As I mentioned recently, the arbitrator favoured Air Canada’s final offer to its pilots to resolve the labour dispute – the collective agreement will be effective until April, 2016.
However, an issue has come to the forefront: there was a provision in Air Canada’s final offer (which now constitutes the new collective agreement) blatantly requiring the mandatory retirement of its pilots at age 60 years. This, in spite of the fact that an important provision of An Act to implement certain provisions of the 2011 budget as updated on June 6, 2011 and other measures (formerly Bill C-13) comes into force December 15, 2012, that states section 166 of the Act repeals section 15(1)(c) of the Canadian Human Rights Act which permits employers in the federal sector to impose mandatory retirement policies on their employees if they have reached “the normal age of retirement for employees working in positions similar to the position of that individual”.
And, let’s not forget that the issue of mandatory retirement of Air Canada pilots at age 60 has been hotly contested since 2007, leading to numerous decisions that that may still have live issues.
One must wonder, was this a last ditch effort to sneak in a mandatory retirement provision into a collective agreement and contract out of the reach of human rights laws before the upcoming repeal? Furthermore, wouldn’t this be a contravention of section 10 of the Act? That provision states:
“10 It is a discriminatory practice for an employer, employee organization or employer organization
(a) to establish or pursue a policy or practice, or
(b) to enter into an agreement affecting recruitment, referral, hiring, promotion, training, apprenticeship, transfer or any other matter relating to employment or prospective employment,

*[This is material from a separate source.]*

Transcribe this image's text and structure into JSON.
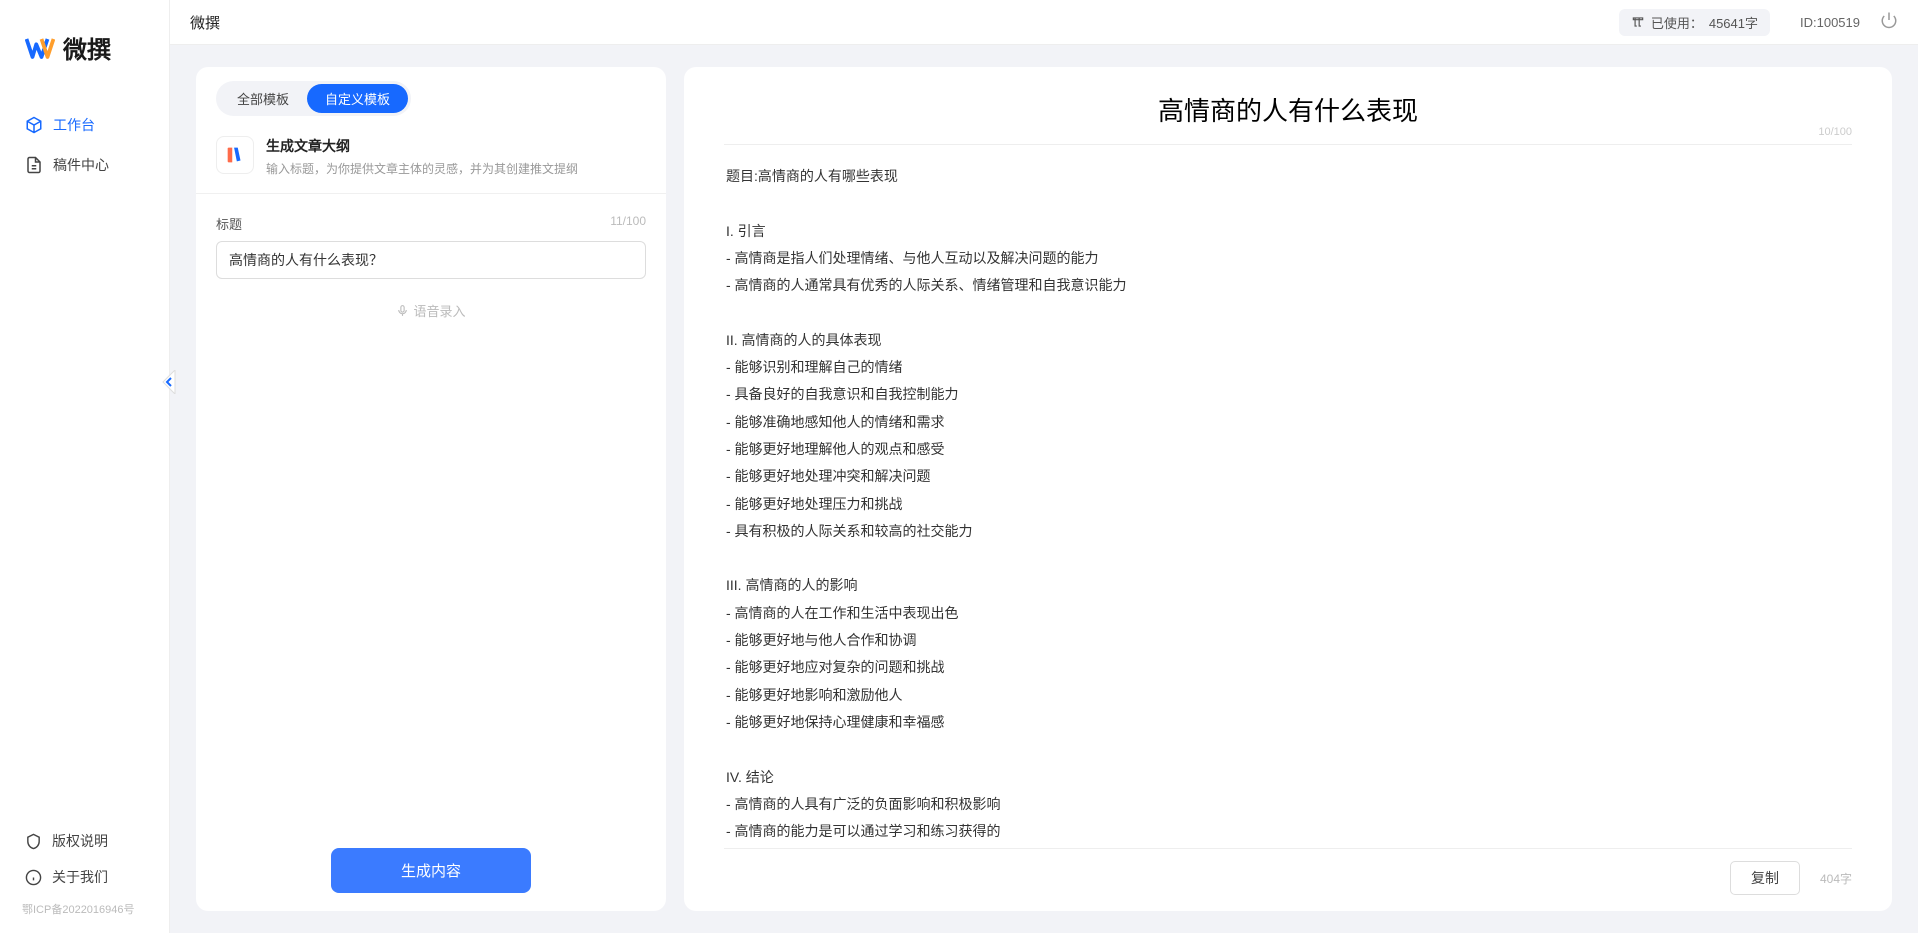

that deprives or tends to deprive an individual or class of individuals of any employment opportunities on a prohibited ground of discrimination”.
On the other hand, it appears that Air Canada intends to rely on the recent decision of the Federal Court of Appeal and argue that it is acceptable to have the mandatory retirement provision as there was no violation of the Canadian Charter of Rights and Freedoms.
Well, this may still go to court in the future, especially since there are still live issues regarding whether the “normal age of retirement” and the bona fide occupational requirement defenses are valid to justify the discrimination on the prohibited ground of age. This situation is just another reason why I think the recent Federal Court of Appeal decision will go all the way to the Supreme Court of Canada. Once we have a solid decision coming out of Canada’s highest court, we will know for sure whether this recently added provision can be upheld in a newly created collective agreement.
We will keep you posted on this issue…
First Reference Human Resources and Compliance Editor